[Opening ENTRIES PROVIDED section]
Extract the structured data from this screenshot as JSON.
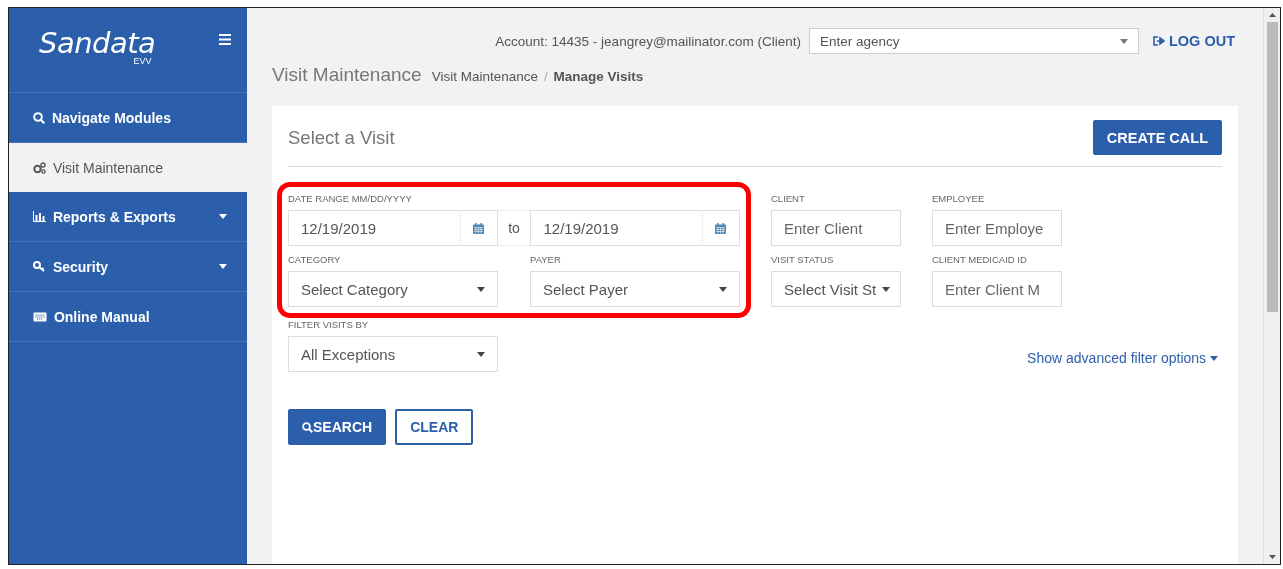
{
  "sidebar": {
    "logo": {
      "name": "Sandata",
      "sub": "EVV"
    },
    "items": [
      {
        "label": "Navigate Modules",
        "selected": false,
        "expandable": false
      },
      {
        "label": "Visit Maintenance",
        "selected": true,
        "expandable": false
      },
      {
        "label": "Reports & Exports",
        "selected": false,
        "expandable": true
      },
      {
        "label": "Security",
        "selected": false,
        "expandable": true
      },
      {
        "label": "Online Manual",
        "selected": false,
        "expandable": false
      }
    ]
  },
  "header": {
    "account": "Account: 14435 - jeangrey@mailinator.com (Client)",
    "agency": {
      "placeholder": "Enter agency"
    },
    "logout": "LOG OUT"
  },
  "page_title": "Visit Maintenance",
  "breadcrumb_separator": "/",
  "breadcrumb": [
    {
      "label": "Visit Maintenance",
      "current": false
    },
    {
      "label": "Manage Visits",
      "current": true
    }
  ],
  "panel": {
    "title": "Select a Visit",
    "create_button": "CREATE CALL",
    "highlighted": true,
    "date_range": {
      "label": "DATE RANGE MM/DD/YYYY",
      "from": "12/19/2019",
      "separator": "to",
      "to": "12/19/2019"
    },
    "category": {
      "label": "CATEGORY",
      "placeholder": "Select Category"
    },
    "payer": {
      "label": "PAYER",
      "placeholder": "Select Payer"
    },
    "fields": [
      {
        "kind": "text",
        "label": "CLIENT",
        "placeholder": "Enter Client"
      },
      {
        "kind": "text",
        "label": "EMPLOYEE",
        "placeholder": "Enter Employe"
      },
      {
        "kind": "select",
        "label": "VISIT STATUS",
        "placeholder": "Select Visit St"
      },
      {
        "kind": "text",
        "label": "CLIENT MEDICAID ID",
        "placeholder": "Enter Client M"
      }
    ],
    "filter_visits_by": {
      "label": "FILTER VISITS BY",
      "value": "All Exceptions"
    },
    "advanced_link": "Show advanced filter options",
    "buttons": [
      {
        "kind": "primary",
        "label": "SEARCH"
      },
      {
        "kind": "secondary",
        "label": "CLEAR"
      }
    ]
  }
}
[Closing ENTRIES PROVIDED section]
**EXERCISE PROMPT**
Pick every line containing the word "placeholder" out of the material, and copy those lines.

**EXERCISE OUTPUT**
      "placeholder": "Enter agency"
      "placeholder": "Select Category"
      "placeholder": "Select Payer"
        "placeholder": "Enter Client"
        "placeholder": "Enter Employe"
        "placeholder": "Select Visit St"
        "placeholder": "Enter Client M"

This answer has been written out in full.